Grandparents filed a petition pursuant to Kentucky’s grandparent visitation statute (KRS 405.021(3)) seeking visitation with the Child of their recently deceased son. Family Court awarded Grandparents visitation with the Child in accordance with the same visitation rights the Father would have been allowed were he still alive. This decision had the effect of depriving the Mother of one-hundred-and-fifty days per year with her Child in favor of the Grandparents’ visitation with the Child.
Following Troxel v. Granville, 120 S. Ct. 2054 (2000) and Walker v. Blair, 382 S.W.3d 862 (Ky. 2012), the Court of Appeals reversed the Family Court’s decision and held that clear and convincing proof of a loving relationship between grandparents and a child, alone and absent special circumstances, is not enough to overcome the constitutional presumption that a fit parent acts in the child’s best interest regarding the amount of time a child spends with his or her grandparents.
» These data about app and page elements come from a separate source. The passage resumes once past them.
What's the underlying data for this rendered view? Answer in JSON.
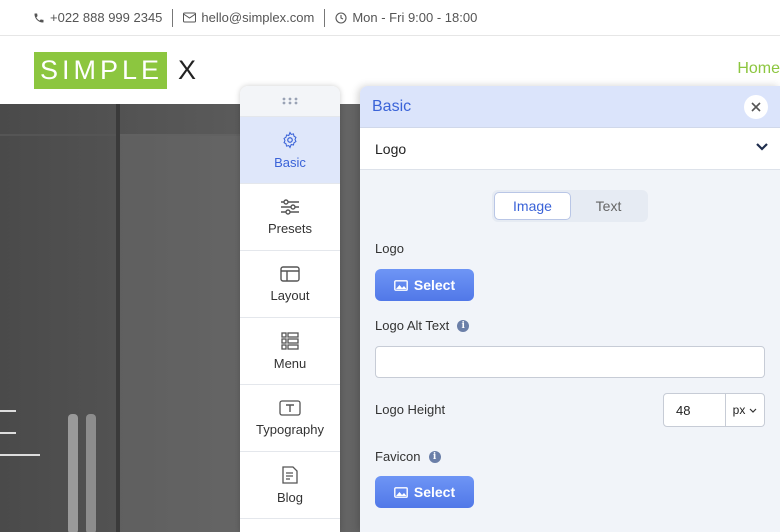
{
  "topbar": {
    "phone": "+022 888 999 2345",
    "email": "hello@simplex.com",
    "hours": "Mon - Fri 9:00 - 18:00"
  },
  "header": {
    "logo_main": "SIMPLE",
    "logo_suffix": "X",
    "nav_home": "Home"
  },
  "colors": {
    "brand_green": "#8cc63f",
    "accent_blue": "#3a63d8",
    "button_blue": "#5b82ee"
  },
  "tabs": [
    {
      "label": "Basic",
      "icon": "gear-icon",
      "active": true
    },
    {
      "label": "Presets",
      "icon": "sliders-icon",
      "active": false
    },
    {
      "label": "Layout",
      "icon": "layout-icon",
      "active": false
    },
    {
      "label": "Menu",
      "icon": "menu-icon",
      "active": false
    },
    {
      "label": "Typography",
      "icon": "typography-icon",
      "active": false
    },
    {
      "label": "Blog",
      "icon": "blog-icon",
      "active": false
    }
  ],
  "panel": {
    "title": "Basic",
    "section": "Logo",
    "segment": {
      "options": [
        "Image",
        "Text"
      ],
      "selected": "Image"
    },
    "logo_label": "Logo",
    "select_label": "Select",
    "alt_text_label": "Logo Alt Text",
    "alt_text_value": "",
    "height_label": "Logo Height",
    "height_value": "48",
    "height_unit": "px",
    "favicon_label": "Favicon",
    "favicon_select_label": "Select"
  }
}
In making its decision, the Court of Appeals stated, “No matter how well intended, a grandparent’s petition for visitation beyond a parent’s consent is an attack upon that parent’s superior and fundamental right to make her own determination of her child’s best interest.”
Digested by Emily T. Cecconi